Reviewing the last issue of a series, especially one like Day Men, is hard to do. Obviously, there's the reluctance to give anything that could be construed a spoiler. There's also the reluctance to say goodbye to a series and characters that I really enjoyed, cared about, and want to see go on indefinitely. I'll get more into these elements in our review of Day Men #8.
Journey To Star Wars: The Force Awakens: Shattered Empire #1 comes on the heels of Force Friday and the first big push towards the release of Episode VII. The Star Wars fan inside me was shouting down the cynical comics fan in reading this comic. The cynic was warning that it's just an attempt to publish as many Star Wars stories as possible while the buzz is out there. The Star Wars fan was shouting that it's the story of what happened after Endor! Both were right, and both were wrong.
In my first review for this new Minimum Wage series, I likened this new series to rediscovering an old friend. Now we are getting to the part where we watch our old friend make decisions that we know are bad for him, but we're helpless to stop him. Most of us know someone that has been in this situation, and in the best of cases, they come out of it learning a valuable lesson. In the worst, they find themselves back in a bad situation, afraid to move out of it again.
Danger Girl is one of those series that helped define creator-driven comics in the late 1990s. J. Scott Campbell and Andy Hartnell set out to tell a better spy story than had been done with comics ever.
I chose to give Ragnarok #6 a read due to the reputation of Walt Simonson's run on Thor. Not certain of what to find in his telling of the Norse pantheon after all the Norse Gods are killed, I went in fresh. Does it measure up to that legendary work? What did I find?

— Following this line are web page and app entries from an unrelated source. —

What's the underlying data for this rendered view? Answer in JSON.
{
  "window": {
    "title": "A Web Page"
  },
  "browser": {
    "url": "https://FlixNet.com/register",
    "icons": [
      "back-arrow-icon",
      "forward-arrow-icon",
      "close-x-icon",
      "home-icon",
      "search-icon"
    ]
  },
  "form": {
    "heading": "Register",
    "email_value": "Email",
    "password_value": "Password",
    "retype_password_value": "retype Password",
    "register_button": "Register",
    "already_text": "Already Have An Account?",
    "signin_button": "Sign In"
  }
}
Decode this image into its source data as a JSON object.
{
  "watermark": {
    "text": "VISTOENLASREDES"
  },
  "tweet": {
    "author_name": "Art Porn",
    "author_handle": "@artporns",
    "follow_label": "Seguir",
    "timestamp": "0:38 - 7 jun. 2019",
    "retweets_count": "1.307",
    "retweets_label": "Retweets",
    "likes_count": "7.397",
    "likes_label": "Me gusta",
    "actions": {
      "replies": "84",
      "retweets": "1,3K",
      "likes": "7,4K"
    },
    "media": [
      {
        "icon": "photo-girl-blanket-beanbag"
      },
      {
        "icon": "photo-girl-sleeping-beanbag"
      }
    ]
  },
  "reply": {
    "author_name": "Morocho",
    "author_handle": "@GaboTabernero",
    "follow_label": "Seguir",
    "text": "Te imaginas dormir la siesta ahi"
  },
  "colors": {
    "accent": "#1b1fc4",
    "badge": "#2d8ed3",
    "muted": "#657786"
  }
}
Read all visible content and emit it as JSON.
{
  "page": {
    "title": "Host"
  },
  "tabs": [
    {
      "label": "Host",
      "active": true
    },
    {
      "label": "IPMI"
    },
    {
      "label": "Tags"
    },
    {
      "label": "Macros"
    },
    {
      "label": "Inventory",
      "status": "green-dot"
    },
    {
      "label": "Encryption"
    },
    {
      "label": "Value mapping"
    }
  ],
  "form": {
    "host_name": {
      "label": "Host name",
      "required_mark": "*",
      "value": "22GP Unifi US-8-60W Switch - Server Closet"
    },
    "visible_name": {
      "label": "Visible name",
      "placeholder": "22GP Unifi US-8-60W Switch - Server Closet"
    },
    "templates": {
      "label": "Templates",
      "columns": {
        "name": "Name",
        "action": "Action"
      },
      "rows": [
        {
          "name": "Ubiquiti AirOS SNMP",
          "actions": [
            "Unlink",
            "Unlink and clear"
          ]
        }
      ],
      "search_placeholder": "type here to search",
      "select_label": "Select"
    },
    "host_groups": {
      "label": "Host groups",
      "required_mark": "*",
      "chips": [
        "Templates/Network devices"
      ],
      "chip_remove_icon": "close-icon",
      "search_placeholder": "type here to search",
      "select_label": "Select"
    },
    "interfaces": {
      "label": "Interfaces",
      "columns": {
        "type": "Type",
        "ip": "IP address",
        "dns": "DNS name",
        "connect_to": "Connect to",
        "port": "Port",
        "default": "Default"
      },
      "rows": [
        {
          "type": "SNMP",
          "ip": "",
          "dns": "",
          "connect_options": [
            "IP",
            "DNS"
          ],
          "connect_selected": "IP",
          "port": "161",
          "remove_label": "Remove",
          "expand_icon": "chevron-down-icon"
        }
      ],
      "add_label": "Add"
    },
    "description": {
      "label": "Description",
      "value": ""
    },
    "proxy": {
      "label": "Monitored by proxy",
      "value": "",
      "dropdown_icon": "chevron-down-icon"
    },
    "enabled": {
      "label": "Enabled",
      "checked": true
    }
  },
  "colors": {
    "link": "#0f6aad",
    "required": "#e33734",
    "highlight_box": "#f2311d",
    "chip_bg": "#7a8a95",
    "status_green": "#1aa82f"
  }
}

Well if you tuned in to see if this is one of those masterpieces by a legendary creator, keep reading. I won't spoil everything more than the rating already has done.
This is one of those comics that I look forward to every issue. Since receiving the first issue, I have touted this series to whomever will listen. This week sees the fourth issue with a preview that promises the relationship between Maddy and Duncan will go to a different level. That being said, there may be spoilers ahead.
Archie #2 is out this week, and while I really liked the first issue, I was still hesitant about the series as a whole. Could the tone and the elements that made me like the first issue be maintained? How will Veronica's introduction into Riverdale be handled? Needless to say, there may be spoilers.
When I started reading Young Terrorists #1, I was taken aback by how different a story it was. Black Mask is kind enough to send us advance copies of their books, and without fail, they have been extraordinary. They have also run the gamut of stories and styles. This one is by far the most violent and necessary of a mature readers label of any so far. Before I go much farther, I'll share the press release from Black Mask and then go into the review.Some preview pages, which we have black bar edited, follow the review.
I was hesitant to continue to review Empowered Vol. 9, but Adam Warren has really gone meta with this series. I'll get into the analysis of how it approaches the role of female characters in comics in a bit. First, we all need to recognize that the window dressing of Empowered hides a creator trying to do something more than draw lots of pictures of a scantily clad super-heroine in various states of bondage, despite that being the origin of the series from some 2004 commissions. Since then, Adam Warren has been striving to make the series something more than that.
I've been enjoying the mess out of Jem and the Holograms. Even if it wasn't a licensed property, I'd be buying it. Sophie Campbell's artwork is so gorgeous that every character is beautiful, even when they're being absolute monsters. Kelly Thompson is writing an absolutely wonderful story about two bands at war, yet is managing to work in a great love story or two. The blending of these two creators is so perfect, I worry about the recent solicitations without Sophie Campbell on the book, but from artist's Emma Vieceli's blog, it looks like just a guest spot. Whew! I was worried there for a second.
Last week, Black Mask concluded their four-issue series Mayday. Because of the excellent comic We Can Never Go Home, we always try to read anything Black Mask sends us. Unfortunately, it seems that something always gets in the way of writing reviews. I became bound and determined to review Mayday, and refreshing my memory, read the entire series again in one sitting.